This same question works if you are scouting about looking for a late-night snack. "Does this snack support my health?" Or what about wanting to hang out and watch TV rather than go for a walk, "Does sitting on the couch support my health and wellness goals?" "Does skipping lunch support my health?" You get the idea.
If you were to instead say, “It’s okay for me to have a piece of cake this one time don’t you think?” then you’ve just given the mind permission to think of all kinds of reasons why it’s okay. Until you eat it. And then the mind starts in with all the reason you should not have eaten the cake creating that well known downward spiral.
The reason asking the question “does this food support my health” works is because you're asking yourself a question that doesn’t allow for an emotional response. You're not asking a debatable question, you're simply asking a question that cuts right to the essence of what you want to know. It’s allowing you to be in partnership with your body and work together toward a desired goal – your health.
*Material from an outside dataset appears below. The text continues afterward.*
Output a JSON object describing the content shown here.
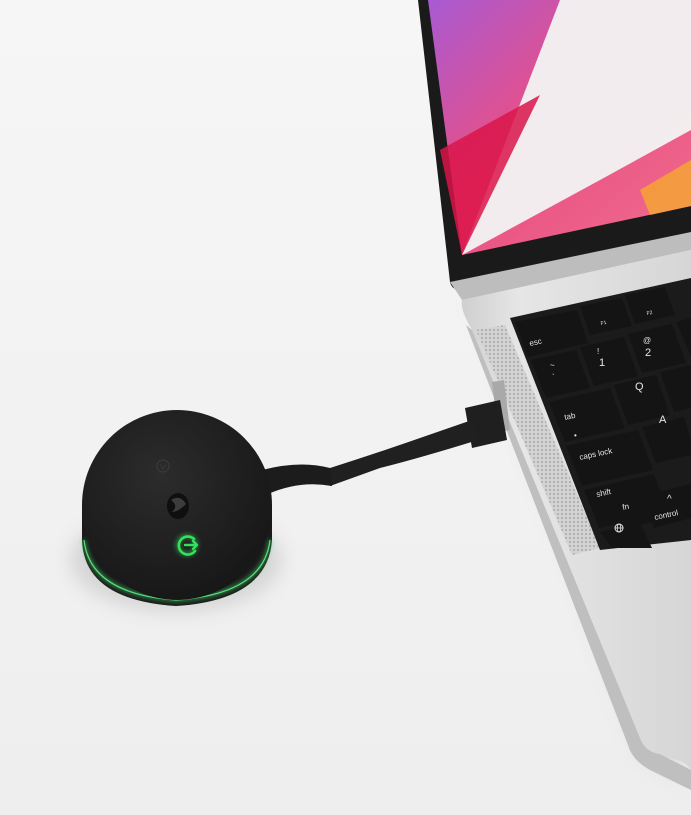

Keep in mind as well that I’m not suggesting that it’s never good to eat dessert or sit on the couch. There are times when these are perfectly okay things to do and when you ask the question, the response you receive will inform you accordingly. There is no right or wrong here, only opportunities for growth and learning.
Try asking yourself the question and pay attention to how you act based on the response you get. Be mindful of your actions and be open to learning about yourself!